___ EXERCISE DATA
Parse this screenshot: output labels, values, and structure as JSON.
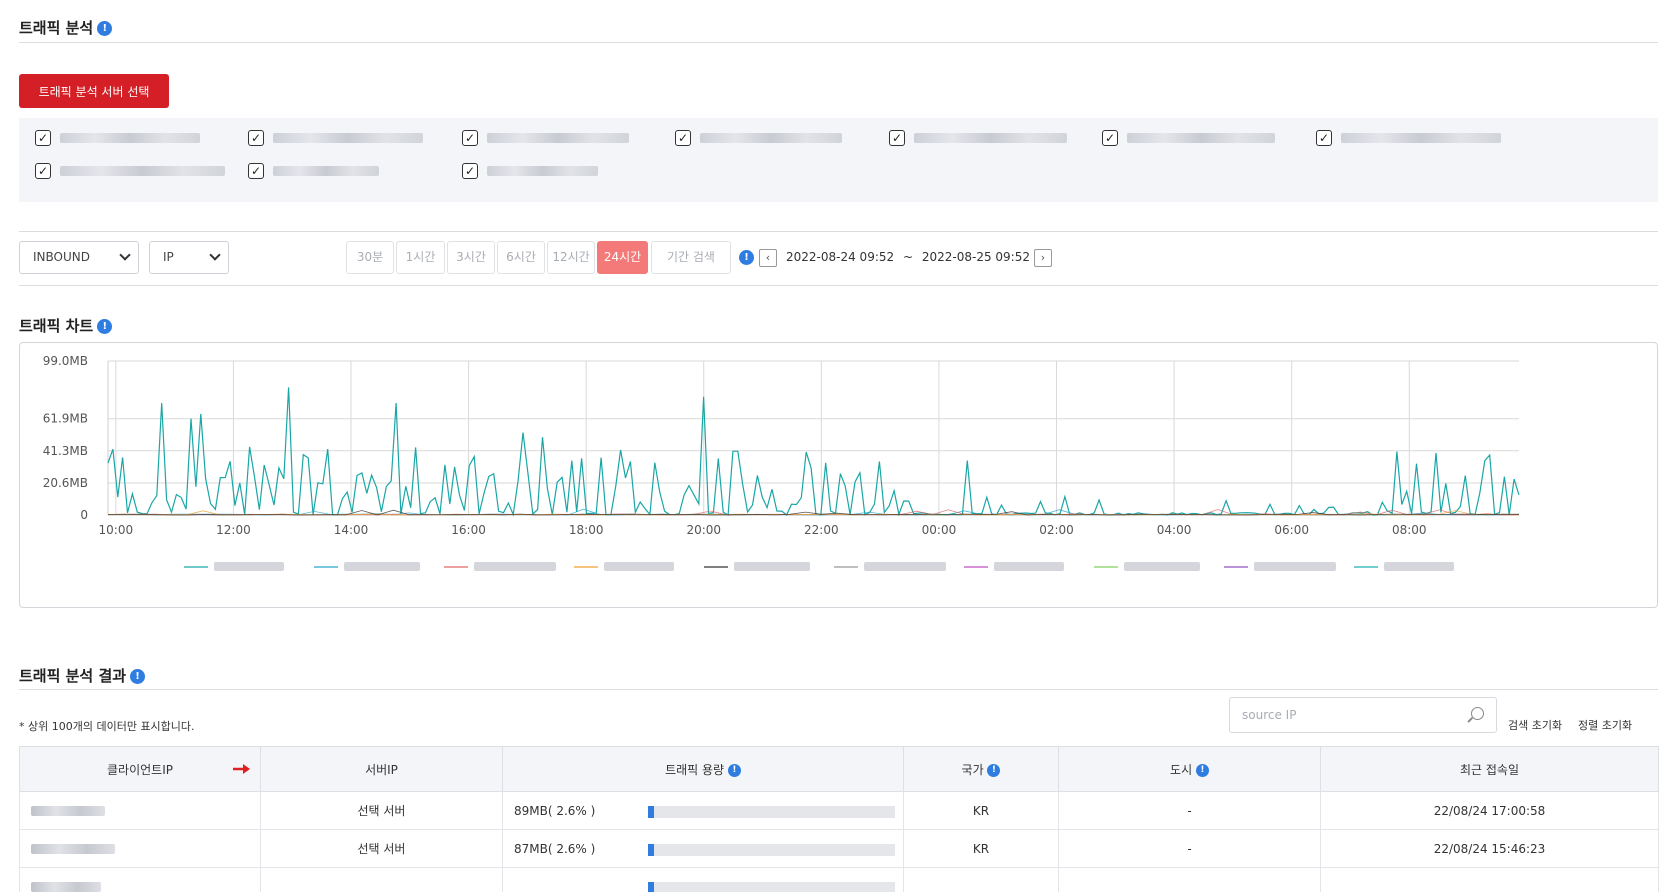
{
  "header": {
    "title": "트래픽 분석"
  },
  "server_select": {
    "button_label": "트래픽 분석 서버 선택",
    "servers": [
      {
        "checked": true
      },
      {
        "checked": true
      },
      {
        "checked": true
      },
      {
        "checked": true
      },
      {
        "checked": true
      },
      {
        "checked": true
      },
      {
        "checked": true
      },
      {
        "checked": true
      },
      {
        "checked": true
      },
      {
        "checked": true
      }
    ]
  },
  "filters": {
    "direction": "INBOUND",
    "group_by": "IP",
    "ranges": [
      "30분",
      "1시간",
      "3시간",
      "6시간",
      "12시간",
      "24시간",
      "기간 검색"
    ],
    "active_range": "24시간",
    "date_start": "2022-08-24 09:52",
    "date_sep": "~",
    "date_end": "2022-08-25 09:52"
  },
  "chart_section": {
    "title": "트래픽 차트"
  },
  "chart_data": {
    "type": "line",
    "title": "",
    "y_ticks": [
      "99.0MB",
      "61.9MB",
      "41.3MB",
      "20.6MB",
      "0"
    ],
    "y_tick_values": [
      99.0,
      61.9,
      41.3,
      20.6,
      0
    ],
    "ylim": [
      0,
      99.0
    ],
    "x_ticks": [
      "10:00",
      "12:00",
      "14:00",
      "16:00",
      "18:00",
      "20:00",
      "22:00",
      "00:00",
      "02:00",
      "04:00",
      "06:00",
      "08:00"
    ],
    "grid": true,
    "legend_position": "bottom",
    "series_colors": [
      "#1aa6a6",
      "#2aa6c9",
      "#e06666",
      "#f0a030",
      "#333333",
      "#999999",
      "#c050c0",
      "#80d060",
      "#9050c0",
      "#20b0b0"
    ],
    "main_series_peaks": [
      {
        "x": "10:45",
        "y": 72
      },
      {
        "x": "11:15",
        "y": 62
      },
      {
        "x": "11:25",
        "y": 65
      },
      {
        "x": "12:55",
        "y": 82
      },
      {
        "x": "14:45",
        "y": 72
      },
      {
        "x": "16:55",
        "y": 53
      },
      {
        "x": "17:15",
        "y": 50
      },
      {
        "x": "20:00",
        "y": 76
      },
      {
        "x": "20:30",
        "y": 41
      },
      {
        "x": "00:30",
        "y": 35
      },
      {
        "x": "09:15",
        "y": 35
      }
    ]
  },
  "results_section": {
    "title": "트래픽 분석 결과",
    "note": "* 상위 100개의 데이터만 표시합니다.",
    "search_placeholder": "source IP",
    "reset_search": "검색 초기화",
    "reset_sort": "정렬 초기화",
    "columns": [
      "클라이언트IP",
      "서버IP",
      "트래픽 용량",
      "국가",
      "도시",
      "최근 접속일"
    ],
    "rows": [
      {
        "server": "선택 서버",
        "traffic": "89MB( 2.6% )",
        "traffic_pct": 2.6,
        "country": "KR",
        "city": "-",
        "last": "22/08/24 17:00:58"
      },
      {
        "server": "선택 서버",
        "traffic": "87MB( 2.6% )",
        "traffic_pct": 2.6,
        "country": "KR",
        "city": "-",
        "last": "22/08/24 15:46:23"
      },
      {
        "server": "",
        "traffic": "",
        "traffic_pct": 2.5,
        "country": "",
        "city": "",
        "last": ""
      }
    ]
  }
}
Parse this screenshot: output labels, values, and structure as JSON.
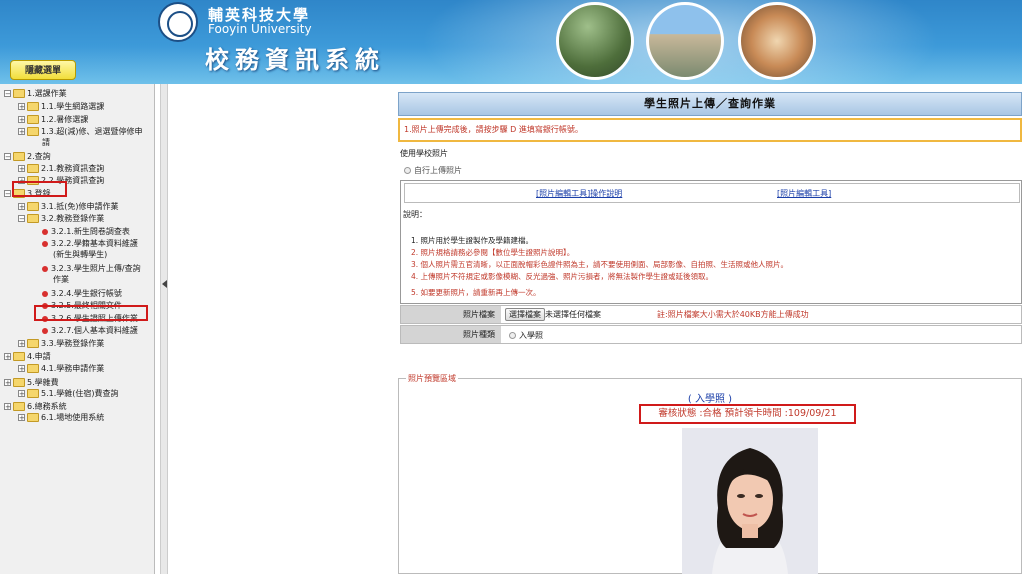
{
  "header": {
    "university_cn": "輔英科技大學",
    "university_en": "Fooyin University",
    "system_title": "校務資訊系統",
    "menu_tag": "隱藏選單"
  },
  "sidebar": {
    "items": [
      {
        "label": "1.選課作業",
        "level": 0
      },
      {
        "label": "1.1.學生網路選課",
        "level": 1
      },
      {
        "label": "1.2.暑修選課",
        "level": 1
      },
      {
        "label": "1.3.超(減)修、退選暨停修申",
        "level": 1
      },
      {
        "label": "請",
        "level": 1
      },
      {
        "label": "2.查詢",
        "level": 0
      },
      {
        "label": "2.1.教務資訊查詢",
        "level": 1
      },
      {
        "label": "2.2.學務資訊查詢",
        "level": 1
      },
      {
        "label": "3.登錄",
        "level": 0
      },
      {
        "label": "3.1.抵(免)修申請作業",
        "level": 1
      },
      {
        "label": "3.2.教務登錄作業",
        "level": 1
      },
      {
        "label": "3.2.1.新生問卷調查表",
        "level": 2
      },
      {
        "label": "3.2.2.學籍基本資料維護",
        "level": 2
      },
      {
        "label": "(新生與轉學生)",
        "level": 2
      },
      {
        "label": "3.2.3.學生照片上傳/查詢",
        "level": 2
      },
      {
        "label": "作業",
        "level": 2
      },
      {
        "label": "3.2.4.學生銀行帳號",
        "level": 2
      },
      {
        "label": "3.2.5.最終相關文件",
        "level": 2
      },
      {
        "label": "3.2.6.學生證照上傳作業",
        "level": 2
      },
      {
        "label": "3.2.7.個人基本資料維護",
        "level": 2
      },
      {
        "label": "3.3.學務登錄作業",
        "level": 1
      },
      {
        "label": "4.申請",
        "level": 0
      },
      {
        "label": "4.1.學務申請作業",
        "level": 1
      },
      {
        "label": "5.學雜費",
        "level": 0
      },
      {
        "label": "5.1.學雜(住宿)費查詢",
        "level": 1
      },
      {
        "label": "6.總務系統",
        "level": 0
      },
      {
        "label": "6.1.場地使用系統",
        "level": 1
      }
    ]
  },
  "main": {
    "page_title": "學生照片上傳／查詢作業",
    "notice": "1.照片上傳完成後，請按步驟 D 進填寫銀行帳號。",
    "use_school_photo": "使用學校照片",
    "self_upload": "自行上傳照片",
    "link_tool_guide": "[照片編輯工具]操作說明",
    "link_tool": "[照片編輯工具]",
    "instructions_title": "說明：",
    "instructions": [
      "1. 照片用於學生證製作及學籍建檔。",
      "2. 照片規格請務必參閱【數位學生證照片說明】。",
      "3. 個人照片需五官清晰，以正面脫帽彩色證件照為主，請不要使用側面、局部影像、自拍照、生活照或他人照片。",
      "4. 上傳照片不符規定或影像模糊、反光過強、照片污損者，將無法製作學生證或延後領取。",
      "5. 如要更新照片，請重新再上傳一次。"
    ],
    "photo_file_label": "照片檔案",
    "choose_file_button": "選擇檔案",
    "no_file_text": "未選擇任何檔案",
    "size_note": "註:照片檔案大小需大於40KB方能上傳成功",
    "photo_type_label": "照片種類",
    "photo_type_option": "入學照",
    "preview_legend": "照片預覽區域",
    "preview_heading": "( 入學照 )",
    "review_status": "審核狀態 :合格  預計領卡時間 :109/09/21"
  }
}
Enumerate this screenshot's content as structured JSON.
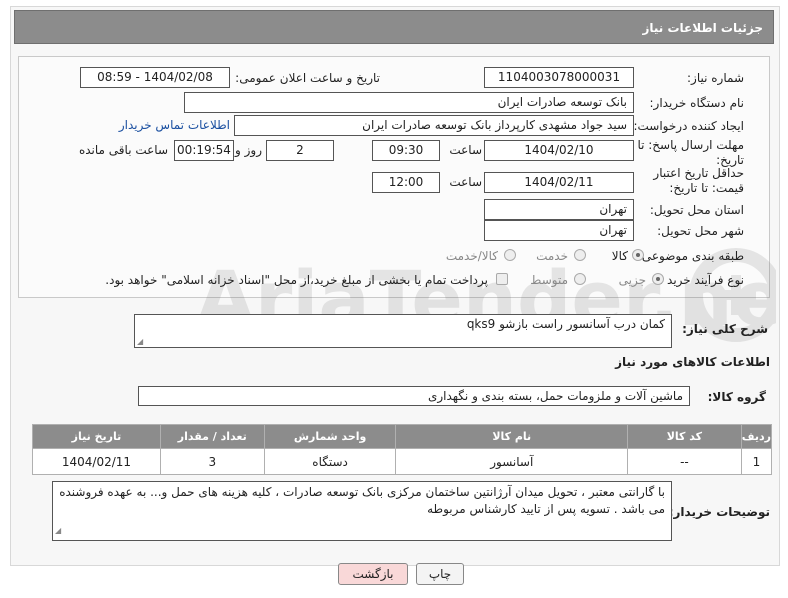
{
  "header": {
    "title": "جزئیات اطلاعات نیاز"
  },
  "fields": {
    "need_number_label": "شماره نیاز:",
    "need_number": "1104003078000031",
    "announce_label": "تاریخ و ساعت اعلان عمومی:",
    "announce_value": "1404/02/08 - 08:59",
    "buyer_org_label": "نام دستگاه خریدار:",
    "buyer_org": "بانک توسعه صادرات ایران",
    "creator_label": "ایجاد کننده درخواست:",
    "creator": "سید جواد مشهدی کارپرداز بانک توسعه صادرات ایران",
    "contact_link": "اطلاعات تماس خریدار",
    "reply_deadline_label": "مهلت ارسال پاسخ: تا تاریخ:",
    "reply_date": "1404/02/10",
    "time_label": "ساعت",
    "reply_time": "09:30",
    "days_value": "2",
    "days_label": "روز و",
    "remaining_time": "00:19:54",
    "remaining_label": "ساعت باقی مانده",
    "validity_label": "حداقل تاریخ اعتبار قیمت: تا تاریخ:",
    "validity_date": "1404/02/11",
    "validity_time": "12:00",
    "province_label": "استان محل تحویل:",
    "province": "تهران",
    "city_label": "شهر محل تحویل:",
    "city": "تهران",
    "category_label": "طبقه بندی موضوعی:",
    "category_options": [
      "کالا",
      "خدمت",
      "کالا/خدمت"
    ],
    "process_label": "نوع فرآیند خرید :",
    "process_options": [
      "جزیی",
      "متوسط"
    ],
    "payment_note": "پرداخت تمام یا بخشی از مبلغ خرید،از محل \"اسناد خزانه اسلامی\" خواهد بود."
  },
  "description": {
    "label": "شرح کلی نیاز:",
    "value": "کمان درب آسانسور راست بازشو qks9"
  },
  "goods": {
    "section_title": "اطلاعات کالاهای مورد نیاز",
    "group_label": "گروه کالا:",
    "group_value": "ماشین آلات و ملزومات حمل، بسته بندی و نگهداری"
  },
  "table": {
    "headers": [
      "ردیف",
      "کد کالا",
      "نام کالا",
      "واحد شمارش",
      "تعداد / مقدار",
      "تاریخ نیاز"
    ],
    "rows": [
      [
        "1",
        "--",
        "آسانسور",
        "دستگاه",
        "3",
        "1404/02/11"
      ]
    ]
  },
  "buyer_notes": {
    "label": "توضیحات خریدار:",
    "value": "با گارانتی معتبر ، تحویل میدان آرژانتین ساختمان مرکزی بانک توسعه صادرات ، کلیه هزینه های حمل و... به عهده فروشنده می باشد . تسویه پس از تایید کارشناس مربوطه"
  },
  "buttons": {
    "print": "چاپ",
    "back": "بازگشت"
  },
  "watermark": "AriaTender.net",
  "colors": {
    "header_bg": "#8c8c8c",
    "link": "#1a4fa0",
    "back_button_bg": "#f9d8d8"
  }
}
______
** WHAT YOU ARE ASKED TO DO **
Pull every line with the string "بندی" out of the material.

** WRITTEN RESPONSE **
    "category_label": "طبقه بندی موضوعی:",
    "group_value": "ماشین آلات و ملزومات حمل، بسته بندی و نگهداری"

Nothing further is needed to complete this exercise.